Wil Eisner is reputed to have called Barks the “Hans Christian Anderson of comic books.” Walt Simonson dedicated one of his Thor stories to Barks. George Lucas and Steven Spielberg gave homage to Barks in Raiders of the Lost Ark, when Indie was being chased by the giant boulder.
He even has an asteroid named after him, 2730 Barks. Discoverer Ted Boswell was inspired by the Barks’ story Island in the Sky.
I first discovered Barks by accident in 1987. I was stationed at Fort Bliss in El Paso, and had just come home after defending a soldier at a court-martial. Being wiped out, I just wanted to veg in front of the television. The California feed KTLA was playing a cartoon, “Ducktales.” I was about to change the channel, when I got sucked into the story. That weekend my local comic book dealer, Mr. Boca (just off of Mesa) told me that it was based upon the works of Carl Barks. Fortunately, Gladstone had republished some of the stories, and I was hooked.

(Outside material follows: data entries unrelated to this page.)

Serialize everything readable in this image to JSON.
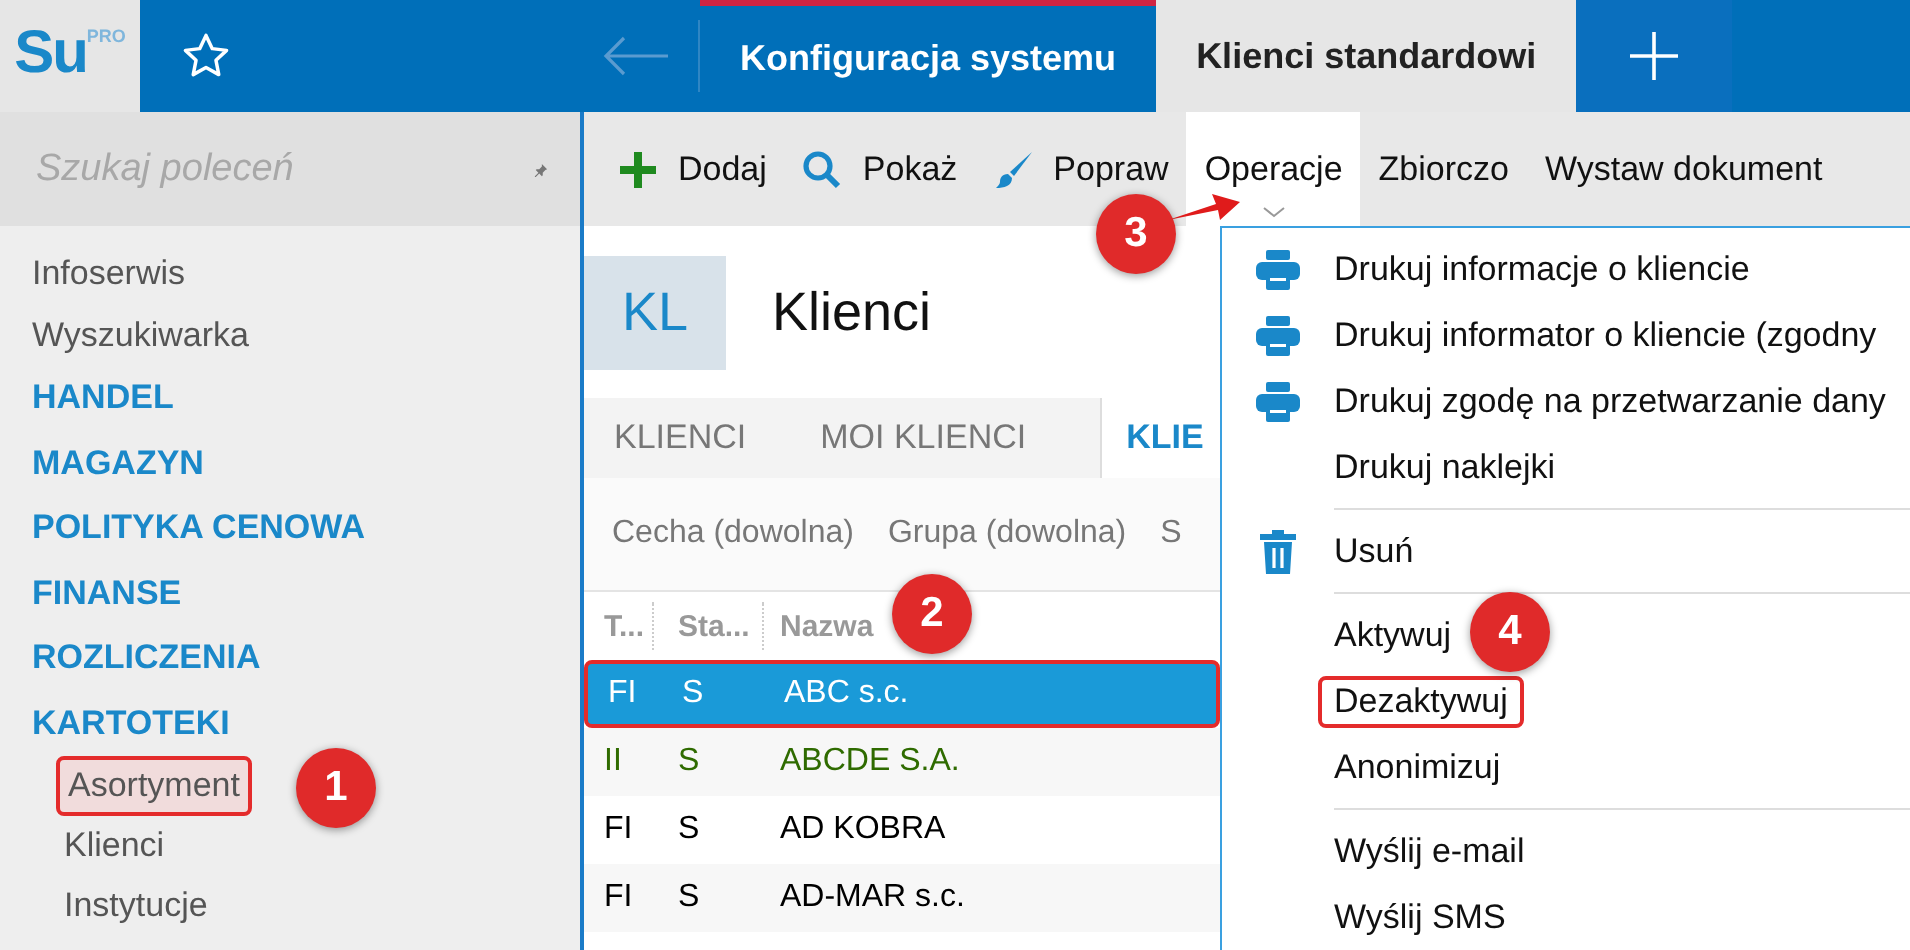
{
  "app": {
    "logo": "Su",
    "edition": "PRO"
  },
  "window_tabs": [
    {
      "label": "Konfiguracja systemu",
      "selected": false,
      "highlighted": true
    },
    {
      "label": "Klienci standardowi",
      "selected": true,
      "highlighted": false
    }
  ],
  "sidebar": {
    "search": {
      "placeholder": "Szukaj poleceń"
    },
    "items": [
      {
        "label": "Infoserwis",
        "kind": "link"
      },
      {
        "label": "Wyszukiwarka",
        "kind": "link"
      },
      {
        "label": "HANDEL",
        "kind": "section"
      },
      {
        "label": "MAGAZYN",
        "kind": "section"
      },
      {
        "label": "POLITYKA CENOWA",
        "kind": "section"
      },
      {
        "label": "FINANSE",
        "kind": "section"
      },
      {
        "label": "ROZLICZENIA",
        "kind": "section"
      },
      {
        "label": "KARTOTEKI",
        "kind": "section",
        "children": [
          {
            "label": "Asortyment",
            "highlighted": true
          },
          {
            "label": "Klienci",
            "highlighted": false
          },
          {
            "label": "Instytucje",
            "highlighted": false
          }
        ]
      }
    ]
  },
  "toolbar": [
    {
      "label": "Dodaj",
      "expanded": false
    },
    {
      "label": "Pokaż",
      "expanded": false
    },
    {
      "label": "Popraw",
      "expanded": false
    },
    {
      "label": "Operacje",
      "expanded": true
    },
    {
      "label": "Zbiorczo",
      "expanded": false
    },
    {
      "label": "Wystaw dokument",
      "expanded": false
    }
  ],
  "view": {
    "badge": "KL",
    "title": "Klienci"
  },
  "view_tabs": [
    {
      "label": "KLIENCI",
      "selected": false
    },
    {
      "label": "MOI KLIENCI",
      "selected": false
    },
    {
      "label": "KLIE",
      "selected": true
    }
  ],
  "filters": [
    "Cecha (dowolna)",
    "Grupa (dowolna)",
    "S"
  ],
  "table": {
    "columns": [
      "T...",
      "Sta...",
      "Nazwa"
    ],
    "rows": [
      {
        "cells": [
          "FI",
          "S",
          "ABC s.c."
        ],
        "selected": true,
        "highlighted": true,
        "color": "#ffffff"
      },
      {
        "cells": [
          "II",
          "S",
          "ABCDE S.A."
        ],
        "selected": false,
        "highlighted": false,
        "color": "#2f6b00"
      },
      {
        "cells": [
          "FI",
          "S",
          "AD KOBRA"
        ],
        "selected": false,
        "highlighted": false,
        "color": "#000000"
      },
      {
        "cells": [
          "FI",
          "S",
          "AD-MAR s.c."
        ],
        "selected": false,
        "highlighted": false,
        "color": "#000000"
      }
    ]
  },
  "menu": [
    {
      "kind": "print",
      "label": "Drukuj informacje o kliencie",
      "highlighted": false
    },
    {
      "kind": "print",
      "label": "Drukuj informator o kliencie (zgodny",
      "highlighted": false
    },
    {
      "kind": "print",
      "label": "Drukuj zgodę na przetwarzanie dany",
      "highlighted": false
    },
    {
      "kind": "plain",
      "label": "Drukuj naklejki",
      "highlighted": false
    },
    {
      "kind": "separator"
    },
    {
      "kind": "delete",
      "label": "Usuń",
      "highlighted": false
    },
    {
      "kind": "separator"
    },
    {
      "kind": "plain",
      "label": "Aktywuj",
      "highlighted": false
    },
    {
      "kind": "plain",
      "label": "Dezaktywuj",
      "highlighted": true
    },
    {
      "kind": "plain",
      "label": "Anonimizuj",
      "highlighted": false
    },
    {
      "kind": "separator"
    },
    {
      "kind": "plain",
      "label": "Wyślij e-mail",
      "highlighted": false
    },
    {
      "kind": "plain",
      "label": "Wyślij SMS",
      "highlighted": false
    }
  ],
  "annotations": [
    {
      "label": "1",
      "arrow": false
    },
    {
      "label": "2",
      "arrow": false
    },
    {
      "label": "3",
      "arrow": true
    },
    {
      "label": "4",
      "arrow": false
    }
  ]
}
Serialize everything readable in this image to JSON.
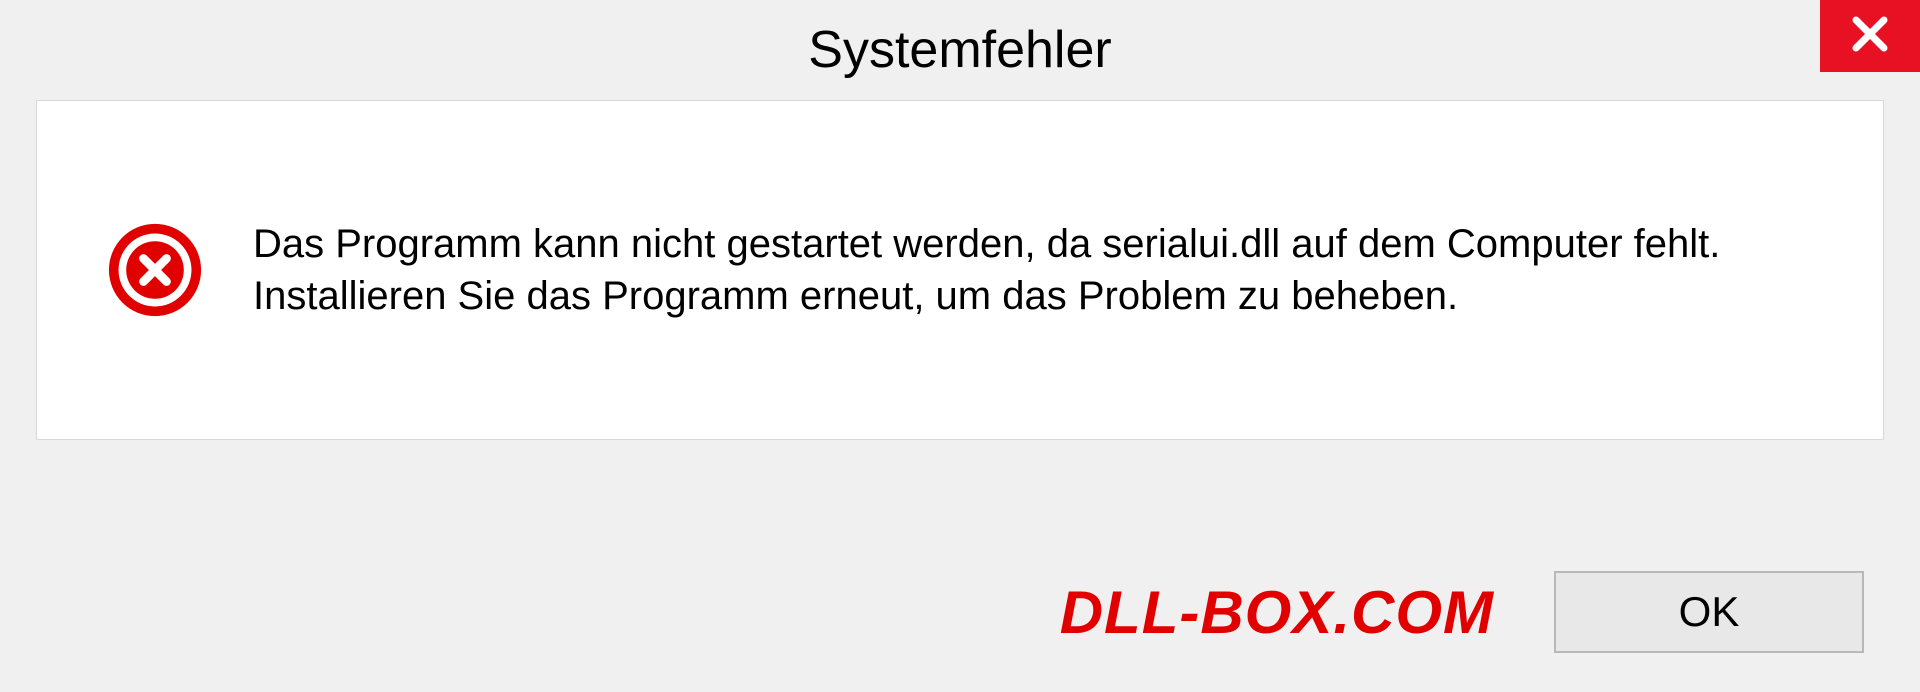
{
  "dialog": {
    "title": "Systemfehler",
    "message": "Das Programm kann nicht gestartet werden, da serialui.dll auf dem Computer fehlt. Installieren Sie das Programm erneut, um das Problem zu beheben.",
    "ok_label": "OK",
    "watermark": "DLL-BOX.COM"
  }
}
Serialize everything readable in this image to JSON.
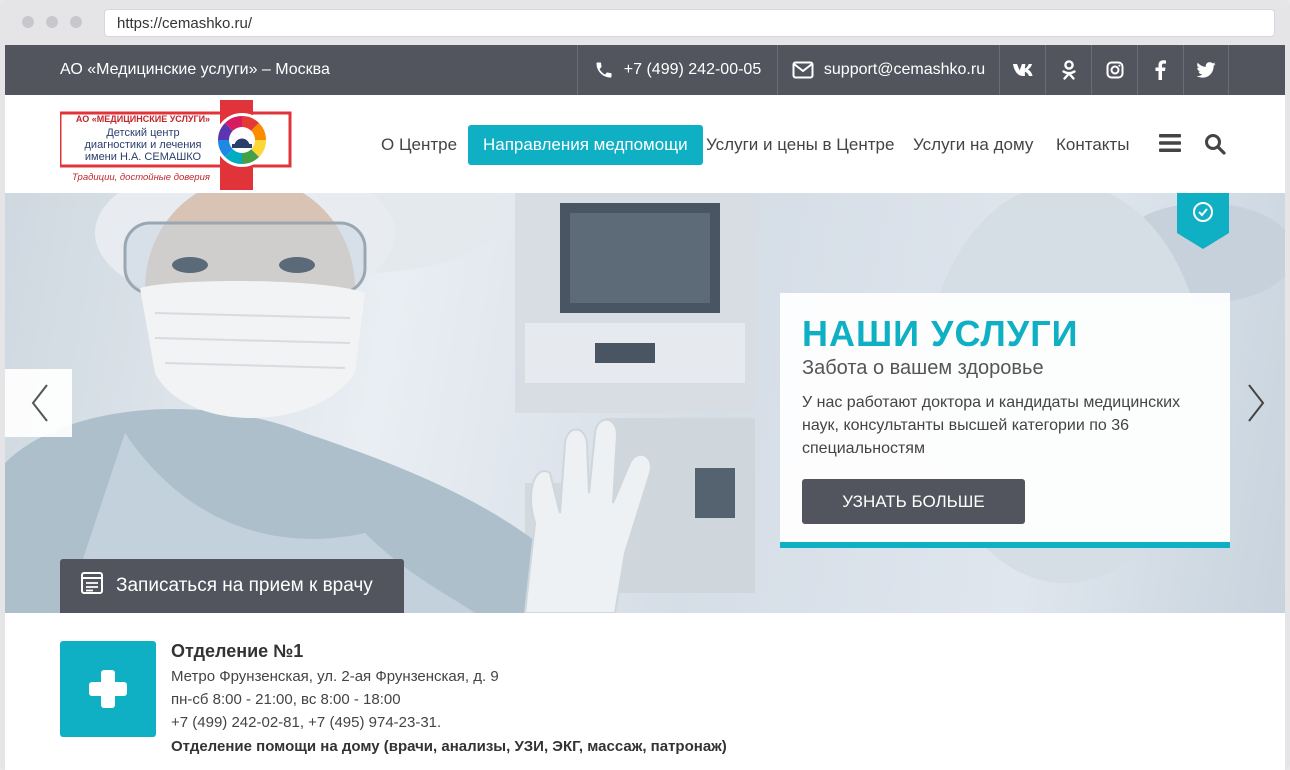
{
  "browser": {
    "url": "https://cemashko.ru/"
  },
  "topbar": {
    "org_name": "АО «Медицинские услуги» – Москва",
    "phone": "+7 (499) 242-00-05",
    "email": "support@cemashko.ru"
  },
  "logo": {
    "org": "АО «МЕДИЦИНСКИЕ УСЛУГИ»",
    "line1": "Детский центр",
    "line2": "диагностики и лечения",
    "line3": "имени Н.А. СЕМАШКО",
    "slogan": "Традиции, достойные доверия"
  },
  "nav": {
    "items": [
      {
        "label": "О Центре"
      },
      {
        "label": "Направления медпомощи"
      },
      {
        "label": "Услуги и цены в Центре"
      },
      {
        "label": "Услуги на дому"
      },
      {
        "label": "Контакты"
      }
    ]
  },
  "hero": {
    "title": "НАШИ УСЛУГИ",
    "subtitle": "Забота о вашем здоровье",
    "description": "У нас работают доктора и кандидаты медицинских наук, консультанты высшей категории по 36 специальностям",
    "cta": "УЗНАТЬ БОЛЬШЕ",
    "appointment": "Записаться на прием к врачу"
  },
  "branch": {
    "title": "Отделение №1",
    "address": "Метро Фрунзенская, ул. 2-ая Фрунзенская, д. 9",
    "hours": "пн-сб 8:00 - 21:00, вс 8:00 - 18:00",
    "phones": "+7 (499) 242-02-81, +7 (495) 974-23-31.",
    "home_care": "Отделение помощи на дому (врачи, анализы, УЗИ, ЭКГ, массаж, патронаж)"
  },
  "colors": {
    "accent": "#0fb0c4",
    "dark": "#52555e",
    "logo_red": "#e0343a"
  }
}
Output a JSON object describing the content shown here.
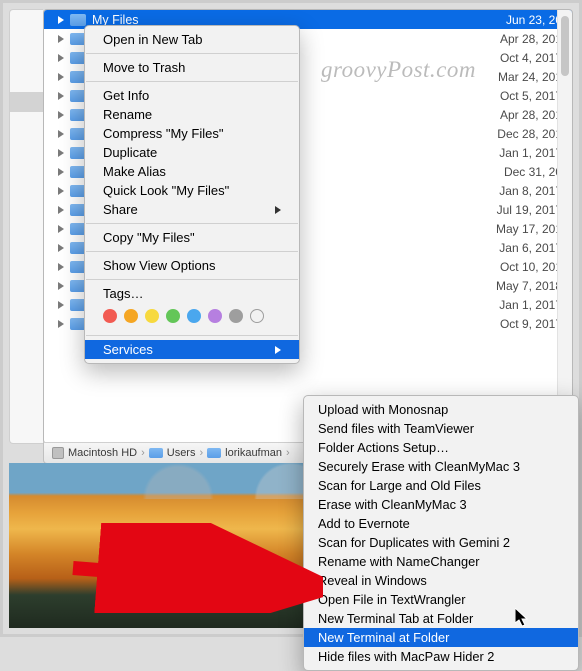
{
  "watermark": "groovyPost.com",
  "selected_file": {
    "name": "My Files",
    "date": "Jun 23, 20"
  },
  "file_dates": [
    "Apr 28, 201",
    "Oct 4, 2017",
    "Mar 24, 201",
    "Oct 5, 2017",
    "Apr 28, 201",
    "Dec 28, 201",
    "Jan 1, 2017",
    "Dec 31, 20",
    "Jan 8, 2017",
    "Jul 19, 2017",
    "May 17, 201",
    "Jan 6, 2017",
    "Oct 10, 201",
    "May 7, 2018",
    "Jan 1, 2017",
    "Oct 9, 2017"
  ],
  "path": {
    "p1": "Macintosh HD",
    "p2": "Users",
    "p3": "lorikaufman"
  },
  "context_menu": {
    "items": [
      "Open in New Tab",
      "Move to Trash",
      "Get Info",
      "Rename",
      "Compress \"My Files\"",
      "Duplicate",
      "Make Alias",
      "Quick Look \"My Files\"",
      "Share",
      "Copy \"My Files\"",
      "Show View Options",
      "Tags…",
      "Services"
    ],
    "tag_colors": [
      "#f25b52",
      "#f5a623",
      "#f7d93e",
      "#63c658",
      "#4aa7ee",
      "#b67fe0",
      "#9e9e9e"
    ]
  },
  "services_submenu": [
    "Upload with Monosnap",
    "Send files with TeamViewer",
    "Folder Actions Setup…",
    "Securely Erase with CleanMyMac 3",
    "Scan for Large and Old Files",
    "Erase with CleanMyMac 3",
    "Add to Evernote",
    "Scan for Duplicates with Gemini 2",
    "Rename with NameChanger",
    "Reveal in Windows",
    "Open File in TextWrangler",
    "New Terminal Tab at Folder",
    "New Terminal at Folder",
    "Hide files with MacPaw Hider 2"
  ],
  "highlighted_submenu_index": 12
}
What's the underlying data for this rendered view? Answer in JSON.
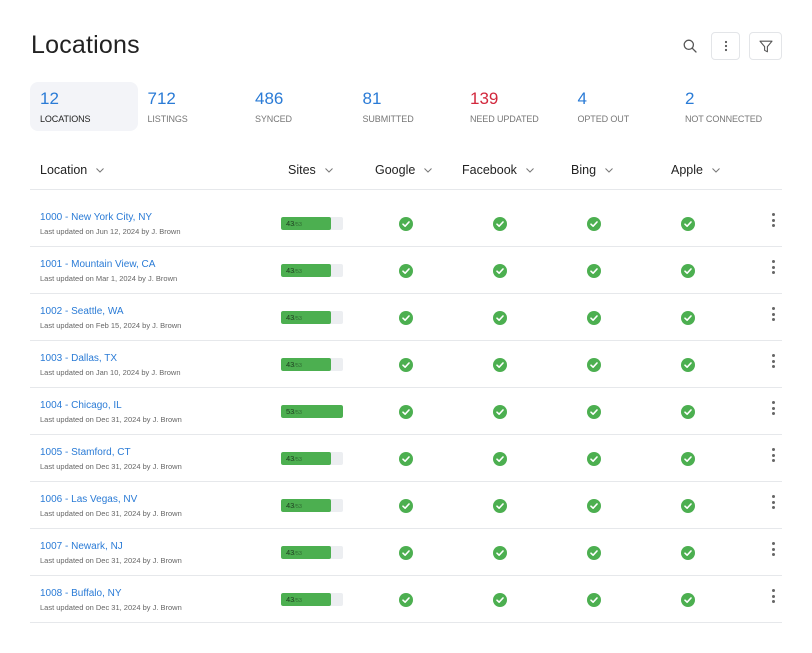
{
  "header": {
    "title": "Locations",
    "actions": [
      {
        "name": "search-button",
        "icon": "search-icon"
      },
      {
        "name": "more-options-button",
        "icon": "vertical-dots-icon"
      },
      {
        "name": "filter-button",
        "icon": "funnel-icon"
      }
    ]
  },
  "stats": [
    {
      "value": "12",
      "label": "LOCATIONS",
      "active": true,
      "color": "#2a7bd6"
    },
    {
      "value": "712",
      "label": "LISTINGS",
      "active": false,
      "color": "#2a7bd6"
    },
    {
      "value": "486",
      "label": "SYNCED",
      "active": false,
      "color": "#2a7bd6"
    },
    {
      "value": "81",
      "label": "SUBMITTED",
      "active": false,
      "color": "#2a7bd6"
    },
    {
      "value": "139",
      "label": "NEED UPDATED",
      "active": false,
      "color": "#d2283d"
    },
    {
      "value": "4",
      "label": "OPTED OUT",
      "active": false,
      "color": "#2a7bd6"
    },
    {
      "value": "2",
      "label": "NOT CONNECTED",
      "active": false,
      "color": "#2a7bd6"
    }
  ],
  "table": {
    "columns": [
      {
        "key": "location",
        "label": "Location"
      },
      {
        "key": "sites",
        "label": "Sites"
      },
      {
        "key": "google",
        "label": "Google"
      },
      {
        "key": "facebook",
        "label": "Facebook"
      },
      {
        "key": "bing",
        "label": "Bing"
      },
      {
        "key": "apple",
        "label": "Apple"
      }
    ],
    "rows": [
      {
        "name": "1000 - New York City, NY",
        "updated": "Last updated on Jun 12, 2024 by J. Brown",
        "sites": 43,
        "sites_total": 53,
        "google": "synced",
        "facebook": "synced",
        "bing": "synced",
        "apple": "synced"
      },
      {
        "name": "1001 - Mountain View, CA",
        "updated": "Last updated on Mar 1, 2024 by J. Brown",
        "sites": 43,
        "sites_total": 53,
        "google": "synced",
        "facebook": "synced",
        "bing": "synced",
        "apple": "synced"
      },
      {
        "name": "1002 - Seattle, WA",
        "updated": "Last updated on Feb 15, 2024 by J. Brown",
        "sites": 43,
        "sites_total": 53,
        "google": "synced",
        "facebook": "synced",
        "bing": "synced",
        "apple": "synced"
      },
      {
        "name": "1003 - Dallas, TX",
        "updated": "Last updated on Jan 10, 2024 by J. Brown",
        "sites": 43,
        "sites_total": 53,
        "google": "synced",
        "facebook": "synced",
        "bing": "synced",
        "apple": "synced"
      },
      {
        "name": "1004 - Chicago, IL",
        "updated": "Last updated on Dec 31, 2024 by J. Brown",
        "sites": 53,
        "sites_total": 53,
        "google": "synced",
        "facebook": "synced",
        "bing": "synced",
        "apple": "synced"
      },
      {
        "name": "1005 - Stamford, CT",
        "updated": "Last updated on Dec 31, 2024 by J. Brown",
        "sites": 43,
        "sites_total": 53,
        "google": "synced",
        "facebook": "synced",
        "bing": "synced",
        "apple": "synced"
      },
      {
        "name": "1006 - Las Vegas, NV",
        "updated": "Last updated on Dec 31, 2024 by J. Brown",
        "sites": 43,
        "sites_total": 53,
        "google": "synced",
        "facebook": "synced",
        "bing": "synced",
        "apple": "synced"
      },
      {
        "name": "1007 - Newark, NJ",
        "updated": "Last updated on Dec 31, 2024 by J. Brown",
        "sites": 43,
        "sites_total": 53,
        "google": "synced",
        "facebook": "synced",
        "bing": "synced",
        "apple": "synced"
      },
      {
        "name": "1008 - Buffalo, NY",
        "updated": "Last updated on Dec 31, 2024 by J. Brown",
        "sites": 43,
        "sites_total": 53,
        "google": "synced",
        "facebook": "synced",
        "bing": "synced",
        "apple": "synced"
      }
    ]
  },
  "colors": {
    "accent": "#2a7bd6",
    "alert": "#d2283d",
    "success": "#4caf50"
  }
}
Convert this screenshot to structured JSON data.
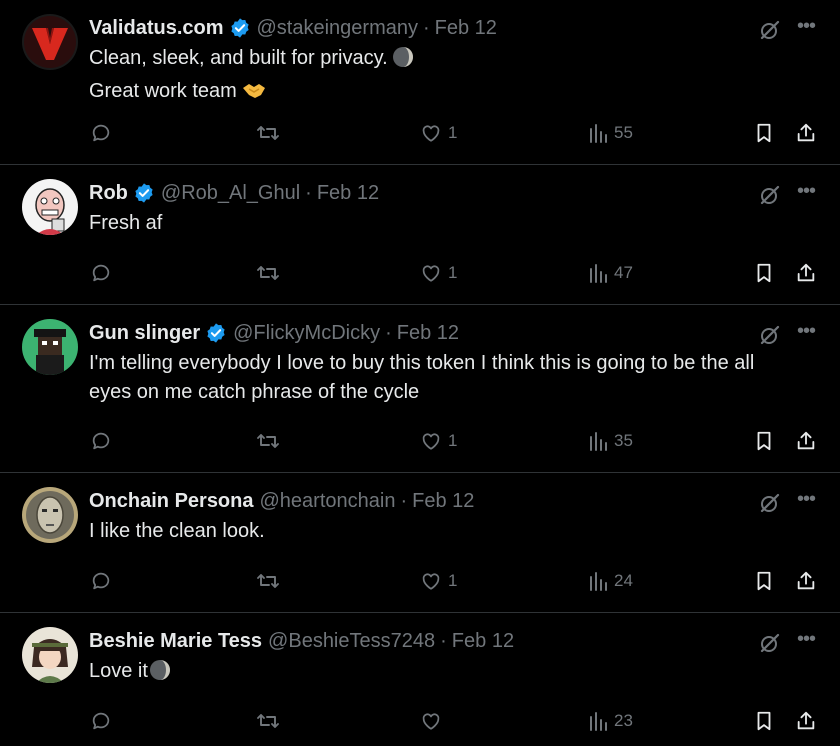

There are plenty of websites which will tell you of Barks life, reception and tributes. The greatest tribute is to go out and buy his works.
Barks had a wonderful way of telling a fun adventure story, full of imagination and humor. He understood that comics were to be fun. In this age where the WackyRacers exist in a post-apocalyptic future and Sabrina is a Satan worshipping dark witch it is relaxing to dive into the wonderful world of Duckberg.
Most of the Scrooge stories involve Scrooge, Donald, and the nephews, Huey, Dewy and Louie traveling to some exotic destination after, of course, treasure. When reading these stories, it is easy to see how they inspired Lucas in the adventures of Indiana Jones. Scrooge traveled the globe from hidden South American Cities, to searching for the golden fleece and of course traveling to Atlantis.
Then there are the stories where the dreaded Beagle Boys have some fantastic plot to break into Scrooge’s money bin. Whether it is giant robots or just old fashioned dynamite the Beagles were as obsessed with stealing from Scrooge as he was at trying to stay one step ahead of them.
Later, Barks introduced the wonderful villainess, Magica De Spell. A witch-Duck, Magica used her magics to try and steal Scrooge’s lucky dime.
My favorites were the stories of the young Scrooge scraping away before he made his first million. An energetic young duck, he worked as a cowboy, an importer caught in the eruption of Krakatoa, and later a prospector during the Klondike Gold Rush.
When you get tired of the “adult comics” with angst ridden heroes, excessive violence and existentialist plots, perhaps that’s the time to remember that comics can be light, imaginative and fun. Carl Barks was truly one of the great innovators of comics. Honor him by grabbing some re-prints and go adventuring with the inspiration for Doctor Jones: Scrooge McDuck.